Whenever a line in the entries below contains the string "Ogladac", copy that line.

BEGIN MATERIAL SUPPLIED

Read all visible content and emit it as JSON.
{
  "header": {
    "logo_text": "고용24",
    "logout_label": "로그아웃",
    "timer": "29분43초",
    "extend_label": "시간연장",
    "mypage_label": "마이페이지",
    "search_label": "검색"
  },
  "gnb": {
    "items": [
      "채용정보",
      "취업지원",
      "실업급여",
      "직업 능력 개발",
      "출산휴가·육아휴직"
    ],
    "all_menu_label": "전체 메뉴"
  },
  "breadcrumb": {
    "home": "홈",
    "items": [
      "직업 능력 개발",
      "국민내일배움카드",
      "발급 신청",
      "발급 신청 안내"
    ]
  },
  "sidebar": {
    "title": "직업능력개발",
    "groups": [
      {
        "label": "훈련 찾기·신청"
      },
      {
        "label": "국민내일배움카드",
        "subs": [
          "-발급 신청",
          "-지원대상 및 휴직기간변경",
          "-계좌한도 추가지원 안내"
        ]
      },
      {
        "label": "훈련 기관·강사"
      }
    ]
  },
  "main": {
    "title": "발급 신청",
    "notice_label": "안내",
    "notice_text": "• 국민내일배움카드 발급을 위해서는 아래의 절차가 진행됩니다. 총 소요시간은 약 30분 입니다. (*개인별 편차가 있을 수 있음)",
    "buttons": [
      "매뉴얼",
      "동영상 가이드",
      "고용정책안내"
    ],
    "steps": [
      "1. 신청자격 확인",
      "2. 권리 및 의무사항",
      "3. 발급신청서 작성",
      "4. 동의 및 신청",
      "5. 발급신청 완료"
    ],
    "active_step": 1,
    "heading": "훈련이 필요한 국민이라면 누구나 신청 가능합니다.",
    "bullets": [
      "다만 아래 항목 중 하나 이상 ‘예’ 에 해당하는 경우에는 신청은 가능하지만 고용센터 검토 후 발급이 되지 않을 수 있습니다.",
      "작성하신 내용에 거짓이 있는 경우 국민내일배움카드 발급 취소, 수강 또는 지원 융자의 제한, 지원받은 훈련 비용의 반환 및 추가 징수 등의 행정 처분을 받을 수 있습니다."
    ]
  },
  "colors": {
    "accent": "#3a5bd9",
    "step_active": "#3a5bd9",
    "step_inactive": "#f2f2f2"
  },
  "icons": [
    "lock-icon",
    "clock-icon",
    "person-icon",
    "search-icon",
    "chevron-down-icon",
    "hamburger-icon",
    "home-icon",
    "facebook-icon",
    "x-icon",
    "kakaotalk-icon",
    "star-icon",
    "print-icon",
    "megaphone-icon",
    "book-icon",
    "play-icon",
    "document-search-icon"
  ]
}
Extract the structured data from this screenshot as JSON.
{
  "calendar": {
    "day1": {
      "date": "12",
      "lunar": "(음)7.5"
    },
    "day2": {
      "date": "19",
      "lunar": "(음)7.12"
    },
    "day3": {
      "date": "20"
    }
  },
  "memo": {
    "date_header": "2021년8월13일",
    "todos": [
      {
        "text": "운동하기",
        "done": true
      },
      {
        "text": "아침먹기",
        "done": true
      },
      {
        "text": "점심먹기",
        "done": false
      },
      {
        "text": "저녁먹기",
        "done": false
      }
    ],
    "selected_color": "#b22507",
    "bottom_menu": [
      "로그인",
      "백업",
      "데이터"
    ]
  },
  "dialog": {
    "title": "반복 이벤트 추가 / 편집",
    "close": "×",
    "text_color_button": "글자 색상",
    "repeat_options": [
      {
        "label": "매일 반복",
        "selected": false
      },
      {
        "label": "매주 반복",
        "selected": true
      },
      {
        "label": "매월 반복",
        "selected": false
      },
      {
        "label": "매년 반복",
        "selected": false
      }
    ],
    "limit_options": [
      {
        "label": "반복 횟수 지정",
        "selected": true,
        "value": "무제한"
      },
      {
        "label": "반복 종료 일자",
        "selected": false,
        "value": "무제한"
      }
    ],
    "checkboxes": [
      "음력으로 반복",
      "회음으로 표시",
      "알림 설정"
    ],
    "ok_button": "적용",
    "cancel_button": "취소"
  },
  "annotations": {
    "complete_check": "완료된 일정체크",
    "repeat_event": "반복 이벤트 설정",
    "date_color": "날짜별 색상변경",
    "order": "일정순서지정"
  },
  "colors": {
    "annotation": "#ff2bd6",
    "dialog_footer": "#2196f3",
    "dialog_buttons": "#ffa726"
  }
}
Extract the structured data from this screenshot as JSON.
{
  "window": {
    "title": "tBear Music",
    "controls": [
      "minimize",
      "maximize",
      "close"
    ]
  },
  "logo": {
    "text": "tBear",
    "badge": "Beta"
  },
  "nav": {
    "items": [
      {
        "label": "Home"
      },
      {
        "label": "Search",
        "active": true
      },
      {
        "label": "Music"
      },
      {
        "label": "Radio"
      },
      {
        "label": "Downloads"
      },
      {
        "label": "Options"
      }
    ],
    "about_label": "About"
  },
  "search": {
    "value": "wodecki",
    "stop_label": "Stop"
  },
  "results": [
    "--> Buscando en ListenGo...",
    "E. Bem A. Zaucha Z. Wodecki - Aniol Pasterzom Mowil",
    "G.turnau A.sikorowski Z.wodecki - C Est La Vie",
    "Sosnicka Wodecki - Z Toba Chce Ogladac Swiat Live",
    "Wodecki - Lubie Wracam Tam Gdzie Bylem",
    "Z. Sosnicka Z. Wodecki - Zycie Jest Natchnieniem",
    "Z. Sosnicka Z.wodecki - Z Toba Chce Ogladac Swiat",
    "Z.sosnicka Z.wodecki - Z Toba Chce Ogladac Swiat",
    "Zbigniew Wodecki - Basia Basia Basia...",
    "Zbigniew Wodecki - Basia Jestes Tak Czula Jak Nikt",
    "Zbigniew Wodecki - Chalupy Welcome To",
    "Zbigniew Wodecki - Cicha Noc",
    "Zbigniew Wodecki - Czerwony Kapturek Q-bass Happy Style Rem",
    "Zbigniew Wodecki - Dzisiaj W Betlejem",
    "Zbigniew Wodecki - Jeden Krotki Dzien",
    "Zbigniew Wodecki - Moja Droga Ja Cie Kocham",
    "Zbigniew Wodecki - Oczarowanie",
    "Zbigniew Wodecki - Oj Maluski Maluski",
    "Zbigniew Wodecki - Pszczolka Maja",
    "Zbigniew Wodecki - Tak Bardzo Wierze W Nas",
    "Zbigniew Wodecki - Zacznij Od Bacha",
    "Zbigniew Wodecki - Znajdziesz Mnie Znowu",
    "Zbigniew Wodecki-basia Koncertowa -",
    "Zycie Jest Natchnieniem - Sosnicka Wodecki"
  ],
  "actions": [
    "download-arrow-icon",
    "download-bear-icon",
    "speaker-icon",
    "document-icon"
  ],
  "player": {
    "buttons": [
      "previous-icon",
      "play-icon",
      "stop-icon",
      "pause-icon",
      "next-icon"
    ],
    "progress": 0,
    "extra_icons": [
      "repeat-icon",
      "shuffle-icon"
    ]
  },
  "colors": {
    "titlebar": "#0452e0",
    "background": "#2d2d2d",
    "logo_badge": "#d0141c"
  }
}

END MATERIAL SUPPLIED

◆ **SOLUTION FOR THIS TASK**:
    "Sosnicka Wodecki - Z Toba Chce Ogladac Swiat Live",
    "Z. Sosnicka Z.wodecki - Z Toba Chce Ogladac Swiat",
    "Z.sosnicka Z.wodecki - Z Toba Chce Ogladac Swiat",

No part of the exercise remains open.